(5)

connect students' schooling experiences with everyday life, the workplace, and further educational opportunities;

(6)

involve representatives of business, industry, and community organizations as active partners in creating educational opportunities; and

(7)

understand the role and purpose of cocurricular and extracurricular activities in the teaching and learning process.

M.

A teacher of agricultural education must understand the content and methods for teaching reading including:

(1)

knowledge of reading processes and instruction including:

(a)

orthographic knowledge and morphological relationships within words;

(b)

the relationship between word recognition and vocabulary knowledge, fluency, and comprehension in understanding text and content materials;

(c)

the importance of direct and indirect vocabulary instruction that leads to enhanced general and domain-specific word knowledge; and

(d)

the development of academic language and its impact on learning and school success;

(2)

the ability to use a wide range of instructional practices, approaches, methods, and curriculum materials to support reading instruction, including:

(a)

the appropriate applications of a variety of instructional frameworks that are effective in meeting the needs of readers of varying proficiency levels and linguistic backgrounds in secondary settings;

(b)

the ability to scaffold instruction for students who experience comprehension difficulties;

(c)

selection and implementation of a wide variety of before, during, and after reading comprehension strategies that develop reading and metacognitive abilities;

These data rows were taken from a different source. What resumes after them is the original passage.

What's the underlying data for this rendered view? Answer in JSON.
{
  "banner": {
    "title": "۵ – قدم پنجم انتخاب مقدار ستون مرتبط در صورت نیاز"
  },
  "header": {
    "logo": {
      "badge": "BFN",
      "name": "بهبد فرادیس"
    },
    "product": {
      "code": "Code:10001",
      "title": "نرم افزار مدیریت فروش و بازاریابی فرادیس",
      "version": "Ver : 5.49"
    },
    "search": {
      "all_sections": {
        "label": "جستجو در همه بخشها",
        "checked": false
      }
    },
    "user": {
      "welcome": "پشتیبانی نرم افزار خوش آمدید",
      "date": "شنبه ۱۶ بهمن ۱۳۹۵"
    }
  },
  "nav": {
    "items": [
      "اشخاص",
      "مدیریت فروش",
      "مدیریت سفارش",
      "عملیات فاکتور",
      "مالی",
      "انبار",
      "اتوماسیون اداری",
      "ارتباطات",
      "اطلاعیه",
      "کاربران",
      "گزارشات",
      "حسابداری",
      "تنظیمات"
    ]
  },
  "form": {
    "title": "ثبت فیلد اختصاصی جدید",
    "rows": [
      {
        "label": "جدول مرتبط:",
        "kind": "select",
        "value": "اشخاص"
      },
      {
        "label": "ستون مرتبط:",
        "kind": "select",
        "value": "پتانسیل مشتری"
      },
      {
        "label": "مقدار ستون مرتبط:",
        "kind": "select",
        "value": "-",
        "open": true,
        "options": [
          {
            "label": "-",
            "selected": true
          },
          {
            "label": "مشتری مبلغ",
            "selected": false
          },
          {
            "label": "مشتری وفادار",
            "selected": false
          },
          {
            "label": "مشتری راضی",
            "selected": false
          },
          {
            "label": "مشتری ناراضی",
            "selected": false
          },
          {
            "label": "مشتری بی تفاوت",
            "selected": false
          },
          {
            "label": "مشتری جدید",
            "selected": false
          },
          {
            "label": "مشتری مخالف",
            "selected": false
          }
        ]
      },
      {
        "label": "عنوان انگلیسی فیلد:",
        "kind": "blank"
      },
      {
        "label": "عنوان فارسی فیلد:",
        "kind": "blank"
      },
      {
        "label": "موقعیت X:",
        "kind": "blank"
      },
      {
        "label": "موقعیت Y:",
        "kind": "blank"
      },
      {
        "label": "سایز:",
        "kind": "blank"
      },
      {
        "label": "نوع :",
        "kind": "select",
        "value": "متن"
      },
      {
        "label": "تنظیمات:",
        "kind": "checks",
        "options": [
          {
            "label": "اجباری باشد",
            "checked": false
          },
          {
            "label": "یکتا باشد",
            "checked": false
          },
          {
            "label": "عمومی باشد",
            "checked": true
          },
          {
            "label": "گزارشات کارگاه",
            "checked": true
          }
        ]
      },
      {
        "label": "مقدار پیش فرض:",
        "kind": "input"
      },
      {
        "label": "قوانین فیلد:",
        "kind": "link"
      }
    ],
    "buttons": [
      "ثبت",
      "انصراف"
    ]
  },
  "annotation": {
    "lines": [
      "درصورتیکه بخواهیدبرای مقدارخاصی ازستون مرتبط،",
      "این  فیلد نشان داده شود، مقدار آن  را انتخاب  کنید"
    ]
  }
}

(d)

the ability to develop and implement effective vocabulary strategies that help students understand words, including domain-specific content words;

(e)

the ability to identify instructional practices, approaches, and methods and match materials, print and digital, to the cognitive levels of all readers, guided by an evidence-based rationale, which support the developmental, cultural, and linguistic differences of readers; and

(f)

the complexities involved in the development of academic language and the impact of that development in school success; and

(3)

the ability to use a wide range of instructional practices, approaches, methods, and curriculum materials to support reading and writing instruction including:

(a)

selection and implementation of a wide variety of before, during, and after reading comprehension strategies that develop reading and metacognitive abilities;

(b)

the ability to develop and implement effective vocabulary strategies that help students understand words including domain-specific content words; and

(c)

the ability to identify instructional practices, approaches, and methods and match materials, print and digital, to the cognitive levels of all readers, guided by an evidence-based rationale, which support the developmental, cultural, and linguistic differences of readers.

Subp. 3a.

Student teaching and field experiences.

A candidate for licensure to teach agricultural education must have a broad range of targeted field-based experiences, of a minimum of 100 hours prior to student teaching, that provide opportunities to apply and demonstrate competency of professional dispositions and the required skills and knowledge under this part and part 8710.2000.

Across the combination of student teaching and other field-based placements, candidates must have experiences teaching the content at both the middle level, grades 5 through 8, and high school level, grades 9 through 12.

For initial teacher licensure, the student teaching period must be a minimum of 12 continuous weeks, full time, face-to-face, in which the candidate is supervised by a cooperating teacher, and evaluated at least twice by qualified faculty supervisors in collaboration with the cooperating teachers.

Subp. 4.

Continuing license.

A continuing license shall be issued and renewed according to the rules of the Professional Educator Licensing and Standards Board governing continuing licensure.

Subp. 5.

[Repealed, L 2015 c 21 art 1 s 110]

Statutory Authority:

MS s 122A.09; 122A.18

History:

23 SR 1928; 34 SR 595; L 2015 c 21 art 1 s 110; 39 SR 822; L 2017 1Sp5 art 12 s 22

Published Electronically:

August 21, 2017